**Exercise brief:**
Filter the listing below, please, and copy only the lines with the word "navigator".
BEGIN Listed entries
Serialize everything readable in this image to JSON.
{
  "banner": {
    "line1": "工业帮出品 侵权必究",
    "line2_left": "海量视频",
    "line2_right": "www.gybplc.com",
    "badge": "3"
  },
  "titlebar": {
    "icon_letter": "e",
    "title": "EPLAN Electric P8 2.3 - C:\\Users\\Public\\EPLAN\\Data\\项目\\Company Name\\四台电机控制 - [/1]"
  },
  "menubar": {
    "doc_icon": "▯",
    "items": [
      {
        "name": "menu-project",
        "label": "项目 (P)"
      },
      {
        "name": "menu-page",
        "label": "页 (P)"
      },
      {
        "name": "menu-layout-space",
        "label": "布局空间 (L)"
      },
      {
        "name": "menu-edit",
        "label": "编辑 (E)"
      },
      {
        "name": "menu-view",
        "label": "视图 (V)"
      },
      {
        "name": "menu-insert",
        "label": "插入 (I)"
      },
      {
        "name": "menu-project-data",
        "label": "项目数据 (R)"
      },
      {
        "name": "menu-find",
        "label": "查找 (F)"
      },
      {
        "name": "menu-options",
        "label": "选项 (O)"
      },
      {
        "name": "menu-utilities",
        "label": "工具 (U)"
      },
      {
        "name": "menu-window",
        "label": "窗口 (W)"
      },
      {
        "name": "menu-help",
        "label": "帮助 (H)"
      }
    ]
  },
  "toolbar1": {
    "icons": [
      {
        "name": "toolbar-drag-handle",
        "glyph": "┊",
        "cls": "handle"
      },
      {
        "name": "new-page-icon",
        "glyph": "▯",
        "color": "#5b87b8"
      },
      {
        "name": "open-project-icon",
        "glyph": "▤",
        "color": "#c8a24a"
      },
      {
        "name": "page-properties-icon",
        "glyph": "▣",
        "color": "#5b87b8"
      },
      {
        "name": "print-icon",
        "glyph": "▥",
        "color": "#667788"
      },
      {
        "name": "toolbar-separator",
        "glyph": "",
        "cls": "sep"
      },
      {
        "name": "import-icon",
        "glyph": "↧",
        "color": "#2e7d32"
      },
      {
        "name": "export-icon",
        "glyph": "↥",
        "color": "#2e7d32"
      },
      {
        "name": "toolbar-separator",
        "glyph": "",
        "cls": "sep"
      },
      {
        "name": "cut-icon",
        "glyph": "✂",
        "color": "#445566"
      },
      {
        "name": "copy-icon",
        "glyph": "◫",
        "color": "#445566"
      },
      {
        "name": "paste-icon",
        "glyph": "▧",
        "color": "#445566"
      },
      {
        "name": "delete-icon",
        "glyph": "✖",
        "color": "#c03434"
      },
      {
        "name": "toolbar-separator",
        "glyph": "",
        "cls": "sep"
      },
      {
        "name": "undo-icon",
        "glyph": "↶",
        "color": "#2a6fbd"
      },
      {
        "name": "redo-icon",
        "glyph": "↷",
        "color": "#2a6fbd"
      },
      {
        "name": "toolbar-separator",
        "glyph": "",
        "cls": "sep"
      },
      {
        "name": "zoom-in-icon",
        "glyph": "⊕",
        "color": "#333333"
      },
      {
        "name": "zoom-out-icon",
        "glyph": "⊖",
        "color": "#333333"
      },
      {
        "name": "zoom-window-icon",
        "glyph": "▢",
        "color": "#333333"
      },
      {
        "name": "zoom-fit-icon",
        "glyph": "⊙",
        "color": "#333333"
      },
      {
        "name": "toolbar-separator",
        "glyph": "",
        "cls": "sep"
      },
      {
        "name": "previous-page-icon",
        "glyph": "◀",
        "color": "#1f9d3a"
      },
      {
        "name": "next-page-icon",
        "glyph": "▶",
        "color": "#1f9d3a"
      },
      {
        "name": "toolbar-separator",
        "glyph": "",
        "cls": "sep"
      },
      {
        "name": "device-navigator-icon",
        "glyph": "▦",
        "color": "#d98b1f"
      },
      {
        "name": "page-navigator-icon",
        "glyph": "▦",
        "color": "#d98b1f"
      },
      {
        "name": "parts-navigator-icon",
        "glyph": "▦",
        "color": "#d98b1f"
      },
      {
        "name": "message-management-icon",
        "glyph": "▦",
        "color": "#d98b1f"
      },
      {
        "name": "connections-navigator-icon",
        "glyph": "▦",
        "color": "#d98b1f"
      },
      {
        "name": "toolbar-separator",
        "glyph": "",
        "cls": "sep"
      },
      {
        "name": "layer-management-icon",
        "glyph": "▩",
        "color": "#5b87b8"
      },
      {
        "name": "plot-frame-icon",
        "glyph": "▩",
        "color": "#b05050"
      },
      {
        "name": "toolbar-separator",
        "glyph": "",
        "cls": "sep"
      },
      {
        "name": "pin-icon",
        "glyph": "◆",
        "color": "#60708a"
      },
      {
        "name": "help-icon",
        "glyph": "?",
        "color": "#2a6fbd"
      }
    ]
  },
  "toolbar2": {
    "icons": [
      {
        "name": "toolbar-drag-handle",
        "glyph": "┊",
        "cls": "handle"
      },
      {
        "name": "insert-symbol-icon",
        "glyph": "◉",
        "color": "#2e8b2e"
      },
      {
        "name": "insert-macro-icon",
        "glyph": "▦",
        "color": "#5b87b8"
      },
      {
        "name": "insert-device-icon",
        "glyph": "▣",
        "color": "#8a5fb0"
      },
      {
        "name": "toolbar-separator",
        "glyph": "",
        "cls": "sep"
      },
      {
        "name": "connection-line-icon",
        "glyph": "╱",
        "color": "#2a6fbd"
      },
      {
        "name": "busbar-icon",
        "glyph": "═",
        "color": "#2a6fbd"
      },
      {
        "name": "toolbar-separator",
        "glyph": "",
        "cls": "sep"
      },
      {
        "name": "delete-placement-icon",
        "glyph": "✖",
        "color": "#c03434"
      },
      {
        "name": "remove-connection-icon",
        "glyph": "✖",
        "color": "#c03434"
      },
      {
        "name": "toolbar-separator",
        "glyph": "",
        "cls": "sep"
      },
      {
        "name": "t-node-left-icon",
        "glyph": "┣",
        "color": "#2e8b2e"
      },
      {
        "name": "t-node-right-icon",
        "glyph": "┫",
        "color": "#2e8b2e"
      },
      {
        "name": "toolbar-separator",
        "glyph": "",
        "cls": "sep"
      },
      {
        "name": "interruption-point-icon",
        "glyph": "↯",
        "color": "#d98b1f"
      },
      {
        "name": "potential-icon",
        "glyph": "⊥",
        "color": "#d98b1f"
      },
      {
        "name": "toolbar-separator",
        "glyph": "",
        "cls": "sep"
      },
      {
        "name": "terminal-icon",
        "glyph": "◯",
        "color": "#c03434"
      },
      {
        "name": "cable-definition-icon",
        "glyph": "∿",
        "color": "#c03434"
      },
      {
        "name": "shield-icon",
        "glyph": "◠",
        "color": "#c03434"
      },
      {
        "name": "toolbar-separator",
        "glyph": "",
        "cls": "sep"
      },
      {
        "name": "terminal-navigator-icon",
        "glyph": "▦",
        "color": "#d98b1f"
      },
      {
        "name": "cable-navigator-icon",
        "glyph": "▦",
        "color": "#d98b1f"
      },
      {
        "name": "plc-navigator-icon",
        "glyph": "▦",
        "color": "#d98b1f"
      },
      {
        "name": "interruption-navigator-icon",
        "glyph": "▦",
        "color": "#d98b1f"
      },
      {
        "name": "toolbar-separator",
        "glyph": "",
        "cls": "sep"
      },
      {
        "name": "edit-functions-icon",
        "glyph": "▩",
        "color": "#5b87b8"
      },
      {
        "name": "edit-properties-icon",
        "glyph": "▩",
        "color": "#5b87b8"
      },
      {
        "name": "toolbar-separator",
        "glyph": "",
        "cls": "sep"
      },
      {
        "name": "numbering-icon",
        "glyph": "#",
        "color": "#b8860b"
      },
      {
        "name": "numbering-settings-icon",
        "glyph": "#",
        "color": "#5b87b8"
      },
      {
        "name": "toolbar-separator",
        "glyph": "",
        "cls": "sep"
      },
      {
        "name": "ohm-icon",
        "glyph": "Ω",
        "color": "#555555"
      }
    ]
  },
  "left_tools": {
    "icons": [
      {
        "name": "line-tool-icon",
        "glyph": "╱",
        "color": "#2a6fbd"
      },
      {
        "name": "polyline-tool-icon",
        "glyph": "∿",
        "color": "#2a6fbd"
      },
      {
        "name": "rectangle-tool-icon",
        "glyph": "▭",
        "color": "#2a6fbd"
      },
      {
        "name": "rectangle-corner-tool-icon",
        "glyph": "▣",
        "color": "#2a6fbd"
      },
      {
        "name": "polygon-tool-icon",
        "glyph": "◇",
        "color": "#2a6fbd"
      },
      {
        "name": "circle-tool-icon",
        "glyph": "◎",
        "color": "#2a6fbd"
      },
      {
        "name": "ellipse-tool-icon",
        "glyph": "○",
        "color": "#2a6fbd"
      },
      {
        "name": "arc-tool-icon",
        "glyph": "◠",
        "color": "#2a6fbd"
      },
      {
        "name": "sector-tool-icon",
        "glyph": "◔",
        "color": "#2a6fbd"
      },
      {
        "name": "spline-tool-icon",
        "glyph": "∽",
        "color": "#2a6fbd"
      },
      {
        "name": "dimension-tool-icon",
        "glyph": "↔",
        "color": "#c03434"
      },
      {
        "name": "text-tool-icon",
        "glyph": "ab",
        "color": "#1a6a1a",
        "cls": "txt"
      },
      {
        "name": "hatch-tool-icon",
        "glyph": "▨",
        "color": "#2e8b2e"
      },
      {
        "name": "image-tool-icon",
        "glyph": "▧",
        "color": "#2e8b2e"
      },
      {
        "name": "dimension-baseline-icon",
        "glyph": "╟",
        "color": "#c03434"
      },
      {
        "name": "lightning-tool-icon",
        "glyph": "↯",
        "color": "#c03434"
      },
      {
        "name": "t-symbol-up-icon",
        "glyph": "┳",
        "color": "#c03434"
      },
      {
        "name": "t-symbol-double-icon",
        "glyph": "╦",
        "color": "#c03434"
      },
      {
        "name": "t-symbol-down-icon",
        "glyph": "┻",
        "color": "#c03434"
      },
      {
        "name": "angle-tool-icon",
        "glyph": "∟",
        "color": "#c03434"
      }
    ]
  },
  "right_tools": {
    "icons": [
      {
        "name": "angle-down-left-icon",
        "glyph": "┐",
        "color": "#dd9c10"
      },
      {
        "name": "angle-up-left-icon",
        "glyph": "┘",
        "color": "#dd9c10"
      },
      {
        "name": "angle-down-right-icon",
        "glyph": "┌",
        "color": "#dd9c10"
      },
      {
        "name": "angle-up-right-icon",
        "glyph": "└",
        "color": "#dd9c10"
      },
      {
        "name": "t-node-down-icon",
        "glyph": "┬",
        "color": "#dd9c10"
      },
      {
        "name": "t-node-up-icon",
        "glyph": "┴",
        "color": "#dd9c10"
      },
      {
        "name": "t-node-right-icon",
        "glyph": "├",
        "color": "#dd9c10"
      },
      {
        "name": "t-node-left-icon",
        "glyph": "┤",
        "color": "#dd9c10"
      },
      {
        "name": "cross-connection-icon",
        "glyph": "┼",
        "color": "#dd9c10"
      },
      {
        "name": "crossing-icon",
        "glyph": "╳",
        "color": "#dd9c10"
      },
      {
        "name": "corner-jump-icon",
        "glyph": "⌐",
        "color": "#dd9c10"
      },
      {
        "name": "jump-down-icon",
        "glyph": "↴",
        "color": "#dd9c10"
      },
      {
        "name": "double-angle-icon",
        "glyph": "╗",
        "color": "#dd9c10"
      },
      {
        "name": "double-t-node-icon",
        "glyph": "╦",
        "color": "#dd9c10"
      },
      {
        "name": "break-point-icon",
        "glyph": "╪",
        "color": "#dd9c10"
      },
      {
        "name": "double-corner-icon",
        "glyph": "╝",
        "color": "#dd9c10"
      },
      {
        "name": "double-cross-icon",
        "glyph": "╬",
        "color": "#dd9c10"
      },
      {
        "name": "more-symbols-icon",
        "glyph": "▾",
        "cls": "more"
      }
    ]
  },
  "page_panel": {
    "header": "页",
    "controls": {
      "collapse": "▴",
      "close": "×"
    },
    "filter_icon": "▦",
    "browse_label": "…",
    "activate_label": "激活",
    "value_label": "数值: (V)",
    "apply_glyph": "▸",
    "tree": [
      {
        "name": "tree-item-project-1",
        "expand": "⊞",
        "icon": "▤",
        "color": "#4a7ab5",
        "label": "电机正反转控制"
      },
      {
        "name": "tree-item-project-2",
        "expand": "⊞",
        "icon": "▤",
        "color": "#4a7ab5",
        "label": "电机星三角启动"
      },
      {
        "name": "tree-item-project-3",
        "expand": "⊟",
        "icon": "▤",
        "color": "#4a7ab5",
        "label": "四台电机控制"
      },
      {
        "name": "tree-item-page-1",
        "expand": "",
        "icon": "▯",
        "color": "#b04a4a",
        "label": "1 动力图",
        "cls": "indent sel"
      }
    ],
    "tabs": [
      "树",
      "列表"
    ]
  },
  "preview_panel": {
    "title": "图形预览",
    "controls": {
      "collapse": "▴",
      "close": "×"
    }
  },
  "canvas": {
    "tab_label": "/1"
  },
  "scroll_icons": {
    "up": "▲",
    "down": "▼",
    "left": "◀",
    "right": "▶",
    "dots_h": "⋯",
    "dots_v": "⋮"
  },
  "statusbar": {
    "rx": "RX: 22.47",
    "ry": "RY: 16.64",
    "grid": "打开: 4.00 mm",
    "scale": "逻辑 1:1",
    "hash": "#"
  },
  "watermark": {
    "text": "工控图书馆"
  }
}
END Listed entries
**The answer:**
        "name": "device-navigator-icon",
        "name": "page-navigator-icon",
        "name": "parts-navigator-icon",
        "name": "connections-navigator-icon",
        "name": "terminal-navigator-icon",
        "name": "cable-navigator-icon",
        "name": "plc-navigator-icon",
        "name": "interruption-navigator-icon",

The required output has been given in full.